Billionaire apartment developer Harry Triguboff has warned this year could be worse than 2018 for Sydney and Melbourne’s already battered housing markets.
The Meriton founder called for easing of taxes to coax foreign buyers back into the market and for young people to be able to access their superannuation to buy a home.
“It may be as bad as last year, it may be worse,” he told The Australian. “Australia is completely dependent on the Chinese (buyers). (The slowdown) must affect the broader economy.”
Mr Triguboff added that number of borrowers in negative equity was growing, but banks so far were not calling in loans. “And people are paying,” he told the paper. “In some ways the banks are doing a good job — they are not sending people to the wall.”
Sydney and Melbourne’s house prices have fallen about 10 per cent from their 2017 highs and most economists have revised their forecasts downward ahead of the release of the banking royal commission’s final report on Monday.
AMP Capital chief economist Shane Oliver last week said he thought prices would fall another 15 per cent this year for a total top-to-bottom decline of 25 per cent, up from 20 per cent previously.
“Tight credit, rising supply and falling price expectations are the main negatives,” he said in a client note. “Uncertainty around the impact of possible tax changes is likely also impacting investor demand.”
Other analysts including property research firm CoreLogic and a number of investment banks are predicting total falls of 15-20 per cent, but Douglas Orr from Endeavour Equity Strategy is tipping 30 per cent, which would make it the worst downturn since 1890.
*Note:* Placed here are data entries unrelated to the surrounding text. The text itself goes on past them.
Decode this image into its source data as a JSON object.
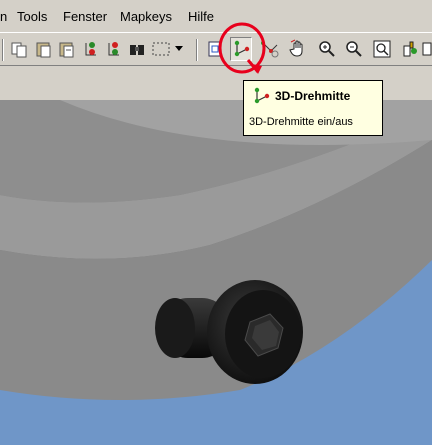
{
  "menu": {
    "items": [
      "n",
      "Tools",
      "Fenster",
      "Mapkeys",
      "Hilfe"
    ]
  },
  "toolbar": {
    "buttons": [
      {
        "name": "copy-icon"
      },
      {
        "name": "paste-icon"
      },
      {
        "name": "paste-special-icon"
      },
      {
        "name": "regenerate-icon"
      },
      {
        "name": "regenerate-manager-icon"
      },
      {
        "name": "find-binoculars-icon"
      },
      {
        "name": "select-box-icon"
      },
      {
        "name": "dropdown-arrow-icon"
      },
      {
        "name": "saved-view-icon"
      },
      {
        "name": "spin-center-icon",
        "pressed": true
      },
      {
        "name": "orientation-mode-icon"
      },
      {
        "name": "pan-hand-icon"
      },
      {
        "name": "zoom-in-icon"
      },
      {
        "name": "zoom-out-icon"
      },
      {
        "name": "refit-icon"
      },
      {
        "name": "repaint-icon"
      }
    ]
  },
  "tooltip": {
    "title": "3D-Drehmitte",
    "description": "3D-Drehmitte ein/aus"
  },
  "colors": {
    "ui_gray": "#d4d0c8",
    "tooltip_bg": "#ffffe1",
    "highlight_red": "#e8001c",
    "model_blue": "#6f96c8",
    "model_gray": "#8a8a8a"
  }
}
Mr Orr’s analysis is based on the revelation from the banking royal commission that almost all mortgages written between 2012 and 2016 had used the controversial HEM benchmark to over-assess borrowing capacity.
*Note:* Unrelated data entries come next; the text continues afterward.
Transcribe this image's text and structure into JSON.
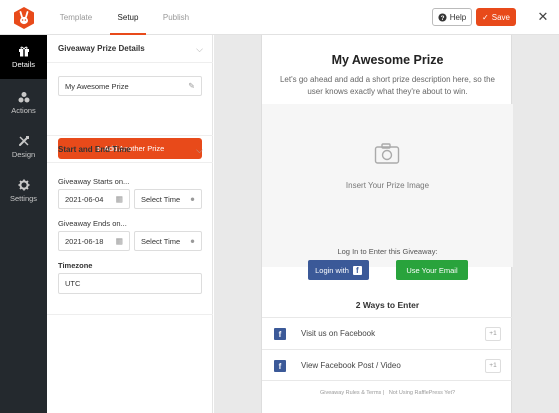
{
  "header": {
    "tabs": [
      {
        "label": "Template",
        "active": false
      },
      {
        "label": "Setup",
        "active": true
      },
      {
        "label": "Publish",
        "active": false
      }
    ],
    "help_label": "Help",
    "save_label": "Save",
    "accent": "#e84a1a"
  },
  "sidebar": {
    "items": [
      {
        "label": "Details",
        "icon": "gift-icon",
        "active": true
      },
      {
        "label": "Actions",
        "icon": "actions-icon",
        "active": false
      },
      {
        "label": "Design",
        "icon": "design-icon",
        "active": false
      },
      {
        "label": "Settings",
        "icon": "gear-icon",
        "active": false
      }
    ]
  },
  "panel": {
    "prize_section_title": "Giveaway Prize Details",
    "prize_name": "My Awesome Prize",
    "add_prize_label": "Add Another Prize",
    "time_section_title": "Start and End Time",
    "starts_label": "Giveaway Starts on...",
    "starts_date": "2021-06-04",
    "starts_time_placeholder": "Select Time",
    "ends_label": "Giveaway Ends on...",
    "ends_date": "2021-06-18",
    "ends_time_placeholder": "Select Time",
    "timezone_label": "Timezone",
    "timezone_value": "UTC"
  },
  "preview": {
    "title": "My Awesome Prize",
    "description": "Let's go ahead and add a short prize description here, so the user knows exactly what they're about to win.",
    "image_placeholder": "Insert Your Prize Image",
    "login_text": "Log In to Enter this Giveaway:",
    "login_facebook_label": "Login with",
    "email_label": "Use Your Email",
    "ways_title": "2 Ways to Enter",
    "entries": [
      {
        "label": "Visit us on Facebook",
        "points": "+1"
      },
      {
        "label": "View Facebook Post / Video",
        "points": "+1"
      }
    ],
    "footer": "Giveaway Rules & Terms |   Not Using RafflePress Yet?",
    "facebook_color": "#3b5998",
    "email_color": "#29a33c"
  }
}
The HEM, or Household Expenditure Measure, is a tool used by banks to determine whether customers can afford to pay off a loan. It has been criticised for vastly underestimating living expenses, potentially leaving borrowers struggling to make their repayments.
Mr Orr said the widespread use of the HEM had resulted in billions of dollars of unaffordable loans being extended that would take years to work through the system and could lead to rising defaults.
“The size of the credit crunch is directly proportional to the unreasonableness of the HEM expenses benchmark,” he said in a client note, reported by The Australian Financial Review.
“Since HEM expenses are very unreasonably low, the credit crunch will be significant and ongoing as it is increasingly replaced with reasonable expenses.”
In November, ANZ chief executive Shayne Elliott told the banking royal commission that staff had taken “shortcuts” and the bank “didn’t ask enough questions”, but said reliance on the HEM was “now in the mid-50s and continues to trend down”.